» **EXERCISE GOAL**
Pull every line holding the word "JSON" out of the data and copy it.

--- RECORDS FOR THIS TASK Enclosed Below ---

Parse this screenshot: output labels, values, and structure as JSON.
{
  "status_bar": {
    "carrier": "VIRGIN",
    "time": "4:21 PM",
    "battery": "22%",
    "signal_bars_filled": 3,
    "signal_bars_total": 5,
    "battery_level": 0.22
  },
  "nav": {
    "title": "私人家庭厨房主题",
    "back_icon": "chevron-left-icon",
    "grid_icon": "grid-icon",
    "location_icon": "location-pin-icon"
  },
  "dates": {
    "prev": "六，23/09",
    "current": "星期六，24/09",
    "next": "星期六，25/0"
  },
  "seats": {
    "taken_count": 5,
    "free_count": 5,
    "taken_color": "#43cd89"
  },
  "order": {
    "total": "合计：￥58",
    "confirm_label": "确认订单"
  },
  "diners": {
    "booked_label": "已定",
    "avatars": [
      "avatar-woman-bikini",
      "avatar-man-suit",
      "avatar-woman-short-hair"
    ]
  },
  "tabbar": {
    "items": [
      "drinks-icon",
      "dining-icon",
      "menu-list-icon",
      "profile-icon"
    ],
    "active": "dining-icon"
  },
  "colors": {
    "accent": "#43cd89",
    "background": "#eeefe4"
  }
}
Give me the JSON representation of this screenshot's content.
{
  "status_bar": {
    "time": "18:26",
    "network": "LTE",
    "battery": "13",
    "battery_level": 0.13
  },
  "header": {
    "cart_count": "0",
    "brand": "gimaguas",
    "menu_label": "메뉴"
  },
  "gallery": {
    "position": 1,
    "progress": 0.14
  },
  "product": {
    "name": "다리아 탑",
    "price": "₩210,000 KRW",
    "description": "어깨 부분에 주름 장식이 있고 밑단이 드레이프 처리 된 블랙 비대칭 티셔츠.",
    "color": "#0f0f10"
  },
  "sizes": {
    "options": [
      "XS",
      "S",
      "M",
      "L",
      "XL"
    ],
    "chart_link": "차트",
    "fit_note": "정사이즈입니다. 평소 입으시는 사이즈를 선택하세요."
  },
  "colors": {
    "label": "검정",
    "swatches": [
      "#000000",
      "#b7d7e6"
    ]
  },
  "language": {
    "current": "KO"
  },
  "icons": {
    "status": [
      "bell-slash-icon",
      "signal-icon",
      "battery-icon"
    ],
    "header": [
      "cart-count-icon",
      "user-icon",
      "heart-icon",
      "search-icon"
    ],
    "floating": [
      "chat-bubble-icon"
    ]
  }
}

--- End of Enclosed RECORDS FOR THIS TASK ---

» **COMPLETED TASK**
Parse this screenshot: output labels, values, and structure as JSON.
Give me the JSON representation of this screenshot's content.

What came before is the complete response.